The 61-year-old threatened the publication with legal action last week if they released it

The 61-year-old threatened the publication with legal action last week if they released it

Mulkey looked unfazed as she made her way to Tiger Stadium, where her LSU team will continue the defense of their national crown.

Griffin, who played for Mulkey’s Baylor from 2007-10, believes her former coach only targeted her after learning that she was gay.

Despite branding her an ‘amazing coach’, and admitting that she only moved to Baylor to play under her, she claimed Mulkey drew attention to her clothes and issued her a suspension that would ultimately end her career only after learning of her sexuality.

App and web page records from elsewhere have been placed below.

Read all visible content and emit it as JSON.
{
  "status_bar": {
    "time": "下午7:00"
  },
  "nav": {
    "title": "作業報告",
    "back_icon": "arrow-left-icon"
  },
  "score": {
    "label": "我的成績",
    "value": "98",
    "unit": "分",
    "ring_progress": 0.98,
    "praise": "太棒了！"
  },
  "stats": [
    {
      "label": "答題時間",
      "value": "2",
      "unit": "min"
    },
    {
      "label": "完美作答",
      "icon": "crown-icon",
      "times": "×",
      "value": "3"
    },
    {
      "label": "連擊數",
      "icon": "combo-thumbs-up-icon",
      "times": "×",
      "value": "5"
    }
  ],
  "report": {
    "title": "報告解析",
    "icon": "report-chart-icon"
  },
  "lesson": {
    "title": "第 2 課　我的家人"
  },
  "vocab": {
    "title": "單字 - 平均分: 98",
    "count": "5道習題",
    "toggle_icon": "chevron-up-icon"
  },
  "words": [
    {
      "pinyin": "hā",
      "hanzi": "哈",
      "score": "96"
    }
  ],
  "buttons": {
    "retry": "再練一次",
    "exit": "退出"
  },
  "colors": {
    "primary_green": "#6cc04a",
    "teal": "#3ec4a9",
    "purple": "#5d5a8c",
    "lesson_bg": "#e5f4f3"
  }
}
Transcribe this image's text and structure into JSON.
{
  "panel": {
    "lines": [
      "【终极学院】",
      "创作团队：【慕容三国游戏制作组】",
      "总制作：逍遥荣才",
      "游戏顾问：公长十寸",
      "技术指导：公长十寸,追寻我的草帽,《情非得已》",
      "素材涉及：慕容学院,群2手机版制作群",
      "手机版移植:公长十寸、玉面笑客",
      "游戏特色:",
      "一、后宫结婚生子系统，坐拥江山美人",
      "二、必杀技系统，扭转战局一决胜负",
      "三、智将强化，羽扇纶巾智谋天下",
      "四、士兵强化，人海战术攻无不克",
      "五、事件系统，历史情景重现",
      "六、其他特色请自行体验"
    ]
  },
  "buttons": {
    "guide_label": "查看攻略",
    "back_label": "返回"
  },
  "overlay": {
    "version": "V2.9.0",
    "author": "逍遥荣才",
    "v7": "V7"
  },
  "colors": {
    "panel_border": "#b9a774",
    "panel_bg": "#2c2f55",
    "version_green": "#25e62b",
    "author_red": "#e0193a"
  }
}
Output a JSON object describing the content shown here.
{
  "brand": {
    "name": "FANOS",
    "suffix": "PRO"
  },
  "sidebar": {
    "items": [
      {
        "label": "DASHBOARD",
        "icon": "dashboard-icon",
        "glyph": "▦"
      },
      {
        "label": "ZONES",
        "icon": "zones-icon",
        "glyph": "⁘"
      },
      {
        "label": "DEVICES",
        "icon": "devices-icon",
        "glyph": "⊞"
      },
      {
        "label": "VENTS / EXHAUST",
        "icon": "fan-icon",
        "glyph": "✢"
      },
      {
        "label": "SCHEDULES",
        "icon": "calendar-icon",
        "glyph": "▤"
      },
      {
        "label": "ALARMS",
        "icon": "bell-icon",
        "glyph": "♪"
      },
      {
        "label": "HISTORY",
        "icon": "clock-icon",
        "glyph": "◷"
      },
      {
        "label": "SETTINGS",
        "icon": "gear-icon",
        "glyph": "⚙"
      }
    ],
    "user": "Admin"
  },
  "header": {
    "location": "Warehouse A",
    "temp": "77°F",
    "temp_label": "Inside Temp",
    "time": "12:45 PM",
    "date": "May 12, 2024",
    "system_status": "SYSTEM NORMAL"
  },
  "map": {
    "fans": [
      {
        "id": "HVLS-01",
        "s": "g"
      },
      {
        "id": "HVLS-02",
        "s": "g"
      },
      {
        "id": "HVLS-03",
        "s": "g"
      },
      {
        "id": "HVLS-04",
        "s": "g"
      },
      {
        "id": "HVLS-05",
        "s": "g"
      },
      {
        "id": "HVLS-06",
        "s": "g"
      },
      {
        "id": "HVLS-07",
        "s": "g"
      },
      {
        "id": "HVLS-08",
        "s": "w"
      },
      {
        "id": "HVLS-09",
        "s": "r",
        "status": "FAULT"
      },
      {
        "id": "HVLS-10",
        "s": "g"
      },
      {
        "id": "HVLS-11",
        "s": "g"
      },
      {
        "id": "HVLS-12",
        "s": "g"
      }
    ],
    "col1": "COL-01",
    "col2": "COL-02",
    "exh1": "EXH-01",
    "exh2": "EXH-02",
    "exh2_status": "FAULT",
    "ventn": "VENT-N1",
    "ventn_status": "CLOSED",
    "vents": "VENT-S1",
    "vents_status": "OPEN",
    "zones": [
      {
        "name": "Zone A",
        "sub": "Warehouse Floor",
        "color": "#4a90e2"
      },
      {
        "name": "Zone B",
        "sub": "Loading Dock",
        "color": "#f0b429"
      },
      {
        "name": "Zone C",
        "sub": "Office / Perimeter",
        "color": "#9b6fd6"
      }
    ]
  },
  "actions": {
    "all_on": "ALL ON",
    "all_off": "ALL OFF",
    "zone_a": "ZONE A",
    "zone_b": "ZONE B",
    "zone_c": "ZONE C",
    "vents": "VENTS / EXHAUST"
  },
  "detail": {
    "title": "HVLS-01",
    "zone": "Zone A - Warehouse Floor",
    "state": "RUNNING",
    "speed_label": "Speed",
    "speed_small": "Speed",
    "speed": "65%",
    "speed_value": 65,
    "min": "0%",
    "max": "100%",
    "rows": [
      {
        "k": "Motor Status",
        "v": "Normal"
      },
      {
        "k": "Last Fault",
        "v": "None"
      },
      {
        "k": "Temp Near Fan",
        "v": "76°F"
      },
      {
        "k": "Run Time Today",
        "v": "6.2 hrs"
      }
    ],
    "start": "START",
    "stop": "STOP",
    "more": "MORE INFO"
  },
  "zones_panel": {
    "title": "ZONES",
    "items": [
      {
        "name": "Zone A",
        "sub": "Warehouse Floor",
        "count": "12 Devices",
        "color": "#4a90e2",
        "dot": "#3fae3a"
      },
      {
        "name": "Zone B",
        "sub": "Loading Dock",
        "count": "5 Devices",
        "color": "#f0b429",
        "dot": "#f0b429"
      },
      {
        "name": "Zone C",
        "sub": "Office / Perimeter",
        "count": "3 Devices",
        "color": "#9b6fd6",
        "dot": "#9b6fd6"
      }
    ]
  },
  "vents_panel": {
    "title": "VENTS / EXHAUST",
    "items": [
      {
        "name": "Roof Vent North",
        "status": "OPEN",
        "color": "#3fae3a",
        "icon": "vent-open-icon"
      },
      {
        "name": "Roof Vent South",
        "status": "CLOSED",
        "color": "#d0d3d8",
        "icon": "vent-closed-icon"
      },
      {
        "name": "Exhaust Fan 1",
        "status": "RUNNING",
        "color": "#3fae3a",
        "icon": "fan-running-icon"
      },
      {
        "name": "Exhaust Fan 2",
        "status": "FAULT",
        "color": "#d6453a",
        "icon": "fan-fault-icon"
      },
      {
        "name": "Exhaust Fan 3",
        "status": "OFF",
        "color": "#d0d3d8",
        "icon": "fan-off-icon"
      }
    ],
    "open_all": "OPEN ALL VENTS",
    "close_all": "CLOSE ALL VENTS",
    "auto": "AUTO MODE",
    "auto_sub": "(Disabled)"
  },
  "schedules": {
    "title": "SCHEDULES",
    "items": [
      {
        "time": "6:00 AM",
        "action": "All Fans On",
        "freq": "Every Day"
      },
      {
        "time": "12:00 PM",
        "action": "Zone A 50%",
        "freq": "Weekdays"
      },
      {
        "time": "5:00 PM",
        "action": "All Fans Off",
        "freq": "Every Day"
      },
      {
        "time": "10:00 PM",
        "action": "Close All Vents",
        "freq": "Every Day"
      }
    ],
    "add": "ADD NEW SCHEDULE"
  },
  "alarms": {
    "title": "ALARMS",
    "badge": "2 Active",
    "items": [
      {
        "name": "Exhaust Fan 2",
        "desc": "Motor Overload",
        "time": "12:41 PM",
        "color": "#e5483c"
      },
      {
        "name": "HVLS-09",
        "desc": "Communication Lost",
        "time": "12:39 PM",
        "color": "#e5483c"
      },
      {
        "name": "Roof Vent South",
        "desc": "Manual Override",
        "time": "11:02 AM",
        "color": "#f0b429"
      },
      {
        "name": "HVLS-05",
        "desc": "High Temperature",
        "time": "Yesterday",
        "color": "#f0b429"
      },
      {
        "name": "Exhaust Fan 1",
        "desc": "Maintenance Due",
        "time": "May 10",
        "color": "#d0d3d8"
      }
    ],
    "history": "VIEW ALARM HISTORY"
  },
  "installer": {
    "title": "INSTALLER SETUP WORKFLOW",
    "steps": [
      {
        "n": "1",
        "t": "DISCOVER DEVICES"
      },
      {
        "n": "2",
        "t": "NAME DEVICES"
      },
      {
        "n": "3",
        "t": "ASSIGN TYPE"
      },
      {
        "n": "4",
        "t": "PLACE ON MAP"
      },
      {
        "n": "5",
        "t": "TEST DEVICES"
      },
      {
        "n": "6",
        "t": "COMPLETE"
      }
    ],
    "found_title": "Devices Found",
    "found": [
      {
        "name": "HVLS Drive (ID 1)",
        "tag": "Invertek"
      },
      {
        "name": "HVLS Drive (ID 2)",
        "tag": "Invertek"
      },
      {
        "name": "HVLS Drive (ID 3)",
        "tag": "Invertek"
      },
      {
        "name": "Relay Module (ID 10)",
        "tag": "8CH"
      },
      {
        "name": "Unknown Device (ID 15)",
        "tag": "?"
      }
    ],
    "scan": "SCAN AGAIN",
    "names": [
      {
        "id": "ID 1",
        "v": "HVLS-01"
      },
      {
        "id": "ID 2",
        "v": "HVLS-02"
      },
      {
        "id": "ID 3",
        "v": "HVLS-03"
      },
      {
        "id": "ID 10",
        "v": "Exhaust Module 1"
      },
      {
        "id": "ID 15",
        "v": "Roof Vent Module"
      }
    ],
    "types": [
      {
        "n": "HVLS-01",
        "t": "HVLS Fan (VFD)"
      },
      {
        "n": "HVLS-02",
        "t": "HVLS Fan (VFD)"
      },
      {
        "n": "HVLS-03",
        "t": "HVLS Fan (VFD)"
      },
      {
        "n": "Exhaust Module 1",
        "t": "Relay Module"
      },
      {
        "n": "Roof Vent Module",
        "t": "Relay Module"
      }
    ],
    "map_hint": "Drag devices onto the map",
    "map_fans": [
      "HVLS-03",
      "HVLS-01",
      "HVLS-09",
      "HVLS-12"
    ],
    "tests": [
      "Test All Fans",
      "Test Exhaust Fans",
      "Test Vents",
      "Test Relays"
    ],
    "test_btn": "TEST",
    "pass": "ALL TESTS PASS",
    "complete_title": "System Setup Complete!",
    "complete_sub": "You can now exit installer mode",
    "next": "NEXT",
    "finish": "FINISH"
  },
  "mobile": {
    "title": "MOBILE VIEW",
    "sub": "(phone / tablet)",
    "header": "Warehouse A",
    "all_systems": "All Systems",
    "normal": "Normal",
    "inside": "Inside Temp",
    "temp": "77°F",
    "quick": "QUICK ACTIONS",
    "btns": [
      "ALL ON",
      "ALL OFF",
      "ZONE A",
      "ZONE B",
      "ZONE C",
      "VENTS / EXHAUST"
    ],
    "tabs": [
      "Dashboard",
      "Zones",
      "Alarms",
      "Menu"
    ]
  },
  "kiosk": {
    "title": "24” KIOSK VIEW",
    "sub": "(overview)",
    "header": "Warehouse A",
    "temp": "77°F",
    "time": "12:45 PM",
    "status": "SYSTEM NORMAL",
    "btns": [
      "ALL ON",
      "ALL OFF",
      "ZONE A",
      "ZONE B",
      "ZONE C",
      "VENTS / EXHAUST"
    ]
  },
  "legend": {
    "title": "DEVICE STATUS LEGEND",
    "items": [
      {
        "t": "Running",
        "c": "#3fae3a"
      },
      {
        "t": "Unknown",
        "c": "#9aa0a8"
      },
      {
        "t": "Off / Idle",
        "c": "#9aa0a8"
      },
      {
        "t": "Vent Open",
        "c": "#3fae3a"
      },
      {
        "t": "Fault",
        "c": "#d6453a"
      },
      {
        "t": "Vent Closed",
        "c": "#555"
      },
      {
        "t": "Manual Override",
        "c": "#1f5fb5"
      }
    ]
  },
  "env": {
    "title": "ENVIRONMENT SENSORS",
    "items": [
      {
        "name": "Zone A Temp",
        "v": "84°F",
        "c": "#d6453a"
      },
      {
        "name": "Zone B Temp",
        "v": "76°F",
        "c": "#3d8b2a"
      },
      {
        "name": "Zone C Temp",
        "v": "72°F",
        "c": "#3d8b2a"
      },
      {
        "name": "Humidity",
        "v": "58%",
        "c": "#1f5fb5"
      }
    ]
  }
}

Griffin also alleges that she began asking why she ‘dressed like a boy’ as soon as she arrived on campus at Baylor, while telling her that ‘a lady wears a dress’ as opposed to baggy jeans, basketball shorts or sweats. 

‘Okay, this lady might not like gay people,’ she recalls thinking at the time.

Mulkey, a four-time NCAA Division 1 winner, is also accused of having a decade-long feud with Brittney Griner – once her star player at Baylor. 

Griner, who spent 294 days in a Russian prison in 2022 after entering the country with a vape cartridge containing less than a gram of hash oil, is also a member of the LGBTQ+ community after coming out as lesbian in 2013.

However, even that experience wasn’t enough to ease the tension between her and Mulkey, the report continues, after the latter allegedly instructed players to hide their sexuality and ‘keep your business behind closed doors’, Griner wrote in her memoir.

Niemann, meanwhile, claims that Mulkey once urged her to ‘be careful’ after she was spotted in Waco, central Texas, with a woman.

Amid speculation over her sexuality, Niemann recalls her then-coach telling her: ‘It’s not a good look.’ 

Given Baylor is the world’s largest Baptist university, and its policies define marriage as between a man and woman, Mulkey told her to be careful as ‘the program would be watching.’

Mulkey’s attorneys reportedly denied treating gay players ‘more harshly or differently’.

The Post’s report on the college-basketball icon also alleges that she ‘called out players if they gained weight’ and ‘instructed the team’s strength coach to conduct weigh-ins in front of the team.’

Griffin and another unnamed player also say they weren’t able to take non-basketball matters to Mulkey, meaning they were forced to confide in assistant coaches instead. 

Niemann and multiple other players, meanwhile, allege that ‘shame was a frequent tool in Mulkey’s coaching arsenal, whether during practice drills or in addresses to the team.’ Some spoke anonymously out of fear of retaliation in the women’s basketball community. 

Mulkey’s attorneys are said to have described the allegations from her former players as ‘too vague to respond to’. 

Her legal representatives did not respond, however, to claims that staffers at both Baylor and LSU mitigated the risk of her tirades being recorded by barring phones from the room.